Like a kid in a sweet shop (or a bull in a china shop?), I’m feeling the same leg-wiggling excitement of squeezing and weighing up presents before opening them on Christmas day: yes, I have the huge privilege of receiving vocal score first drafts for two of the three new operas we will be creating for Formations 2016. But what is inside?
A theatre director looks at an opera and asks how can this text tell us something about ourselves? Musicians look at it and ask what does the composer want?
In this article, Ella Marchment – the founder and artistic director of Helios Collective – talks about why she started the company and where it is heading in the future.
Hathaway – Eight Arias For A Bardic Life was a co-production between Helios Collective, Buxton Festival, and Copenhagen Opera Festival.
With every seat occupied thirty minutes before the performance started, it was standing room only for many people attending the Helios Collective and Bury Court Opera co-production held at the National Portrait Gallery in Trafalgar Square, London, on Friday, 24 June 2016.
Helios Collective’s Formations Masterclasses took place at the Arts Theatre in Leicester Square from 6–13 November 2015, and they featured Kasper Holten (director of opera, Royal Opera House), Robert Saxton (composer), Stephen Unwin, (director), Stephen Barlow (artistic director, Buxton Festival), Bettina Bartz (dramaturg), and David Parry (conductor).
Following the sell-out successes of Toi Toi 1 & 2, Helios Collective returned to the CLF Arts Cafe in Peckham to bring together music from England, America, Jamaica, Finland, Portugal, and Brazil.

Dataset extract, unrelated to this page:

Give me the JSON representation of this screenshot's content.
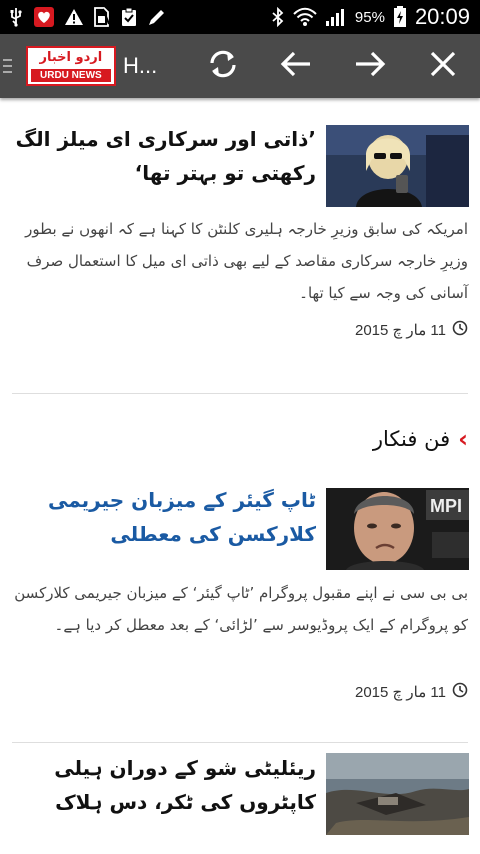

PLARIA (noun) is a portmanteau word that blends the words ‘play’ and ‘aria’. It is used to describe operatic works that have been written or adapted for staging as spoken/traditional plays with selected musical moments. As such, plarias might be best understood as being hybrid operatic musicals, performed by actors and singers, accompanied by live musicians or pre-recorded music.
Helios Collective and Constella OperaBallet came together to form a travelling troupe of modern-day bohemians, presenting an evening fusing opera, ballet, and theatre.
Staged in a warehouse night club in Peckham, South London, Toi Toi 2015 (1 & 2) presented two evenings of continuous music entertainment that demonstrated the versatility and relevance of opera to contemporary audiences, as well as highlighting links between popular and operatic music.